    15. repec:iab:iabzaf:v:40:i:1:p:45-64 is not listed on IDEAS
    Full references (including those not matched with items on IDEAS)

    Citations

    Citations are extracted by the CitEc Project, subscribe to its RSS feed for this item.
    as


    Cited by:

    1. Beckmann Klaus B. & Dewenter Ralf & Thomas Tobias, 2017. "Can News Draw Blood? The Impact of Media Coverage on the Number and Severity of Terror Attacks," Peace Economics, Peace Science, and Public Policy, De Gruyter, vol. 23(1), pages 1-16, January.
    2. Benesch, Christine & Loretz, Simon & Stadelmann, David & Thomas, Tobias, 2018. "Media coverage and immigration worries: Econometric evidence," DICE Discussion Papers 288, University of Düsseldorf, Düsseldorf Institute for Competition Economics (DICE).
    3. Dewenter, Ralf & Dulleck, Uwe & Thomas, Tobias, 2016. "Does the 4th estate deliver? Towards more direct measure of political media bias," Working Paper 175/2016, Helmut Schmidt University, Hamburg.
    4. Tausch, Franziska & Zumbuehl, Maria, 2018. "Stability of risk attitudes and media coverage of economic news," Journal of Economic Behavior & Organization, Elsevier, vol. 150(C), pages 295-310.
    5. Dewenter, Ralf & Linder, Melissa & Thomas, Tobias, 2018. "Can media drive the electorate? The impact of media coverage on party affiliation and voting intentions," DICE Discussion Papers 287, University of Düsseldorf, Düsseldorf Institute for Competition Economics (DICE).
    6. Masanori Kuroki, 2016. "An Analysis of Perceptions of Job Insecurity among White and Black Workers in the United States: 1977–2012," The Review of Black Political Economy, Springer;National Economic Association, vol. 43(3), pages 289-300, December.

    Corrections

    All material on this site has been provided by the respective publishers and authors. You can help correct errors and omissions.
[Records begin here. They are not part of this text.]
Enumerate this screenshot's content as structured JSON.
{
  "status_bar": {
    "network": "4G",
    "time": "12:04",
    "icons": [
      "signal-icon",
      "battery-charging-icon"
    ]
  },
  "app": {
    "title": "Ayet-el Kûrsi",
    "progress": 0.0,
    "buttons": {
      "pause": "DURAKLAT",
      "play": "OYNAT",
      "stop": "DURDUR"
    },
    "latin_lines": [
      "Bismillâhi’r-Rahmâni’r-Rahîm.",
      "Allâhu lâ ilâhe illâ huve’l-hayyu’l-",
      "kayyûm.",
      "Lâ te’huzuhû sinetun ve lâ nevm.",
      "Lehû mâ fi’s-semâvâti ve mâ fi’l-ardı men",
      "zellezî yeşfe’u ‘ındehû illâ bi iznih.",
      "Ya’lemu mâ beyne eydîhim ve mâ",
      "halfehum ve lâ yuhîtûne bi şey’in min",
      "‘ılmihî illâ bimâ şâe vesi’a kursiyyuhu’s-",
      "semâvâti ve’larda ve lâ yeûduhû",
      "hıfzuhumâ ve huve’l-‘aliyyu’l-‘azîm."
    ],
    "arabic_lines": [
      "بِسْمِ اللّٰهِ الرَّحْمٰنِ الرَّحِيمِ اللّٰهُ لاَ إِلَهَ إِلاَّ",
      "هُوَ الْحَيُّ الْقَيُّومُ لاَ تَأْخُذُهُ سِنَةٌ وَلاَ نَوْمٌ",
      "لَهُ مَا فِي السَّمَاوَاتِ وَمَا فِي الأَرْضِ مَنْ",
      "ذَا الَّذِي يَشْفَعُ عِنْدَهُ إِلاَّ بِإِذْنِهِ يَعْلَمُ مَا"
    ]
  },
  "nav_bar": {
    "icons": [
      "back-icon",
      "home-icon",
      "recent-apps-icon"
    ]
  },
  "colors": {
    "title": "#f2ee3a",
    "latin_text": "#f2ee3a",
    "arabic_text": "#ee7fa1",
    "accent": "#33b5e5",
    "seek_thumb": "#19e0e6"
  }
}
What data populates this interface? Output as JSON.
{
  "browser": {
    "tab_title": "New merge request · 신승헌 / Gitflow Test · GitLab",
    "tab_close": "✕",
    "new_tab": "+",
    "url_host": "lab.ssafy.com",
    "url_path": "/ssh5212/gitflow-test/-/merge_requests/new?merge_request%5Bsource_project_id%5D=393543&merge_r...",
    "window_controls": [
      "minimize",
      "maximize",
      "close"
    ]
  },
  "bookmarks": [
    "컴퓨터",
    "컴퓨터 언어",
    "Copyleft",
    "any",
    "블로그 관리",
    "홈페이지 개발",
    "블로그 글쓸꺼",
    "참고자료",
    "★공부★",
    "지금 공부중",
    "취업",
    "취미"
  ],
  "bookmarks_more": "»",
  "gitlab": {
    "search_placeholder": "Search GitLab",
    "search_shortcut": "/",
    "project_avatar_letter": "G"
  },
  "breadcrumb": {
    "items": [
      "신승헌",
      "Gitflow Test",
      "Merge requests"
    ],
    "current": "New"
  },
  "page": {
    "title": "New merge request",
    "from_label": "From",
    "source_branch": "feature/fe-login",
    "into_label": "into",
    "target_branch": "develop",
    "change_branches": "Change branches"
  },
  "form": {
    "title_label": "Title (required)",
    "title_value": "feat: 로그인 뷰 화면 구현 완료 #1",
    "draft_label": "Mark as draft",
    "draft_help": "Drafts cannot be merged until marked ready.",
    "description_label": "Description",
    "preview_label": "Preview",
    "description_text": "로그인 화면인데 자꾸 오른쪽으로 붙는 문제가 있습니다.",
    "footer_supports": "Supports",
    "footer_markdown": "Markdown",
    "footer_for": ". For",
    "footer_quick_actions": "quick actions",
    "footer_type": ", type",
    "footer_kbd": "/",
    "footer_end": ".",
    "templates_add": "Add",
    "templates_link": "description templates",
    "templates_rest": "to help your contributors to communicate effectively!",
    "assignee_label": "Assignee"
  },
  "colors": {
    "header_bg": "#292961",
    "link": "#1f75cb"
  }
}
When requesting a correction, please mention this item's handle: RePEc:spr:jlabre:v:33:y:2012:i:4:p:528-544. See general information about how to correct material in RePEc.

    For technical questions regarding this item, or to correct its authors, title, abstract, bibliographic or download information, contact: (Sonal Shukla) or (Rebekah McClure). General contact details of provider: http://www.springer.com .

    If you have authored this item and are not yet registered with RePEc, we encourage you to do it here. This allows to link your profile to this item. It also allows you to accept potential citations to this item that we are uncertain about.

    If CitEc recognized a reference but did not link an item in RePEc to it, you can help with this form .

    If you know of missing items citing this one, you can help us creating those links by adding the relevant references in the same way as above, for each refering item. If you are a registered author of this item, you may also want to check the "citations" tab in your RePEc Author Service profile, as there may be some citations waiting for confirmation.

    Please note that corrections may take a couple of weeks to filter through the various RePEc services.

    IDEAS is a RePEc service hosted by the Research Division of the Federal Reserve Bank of St. Louis . RePEc uses bibliographic data supplied by the respective publishers.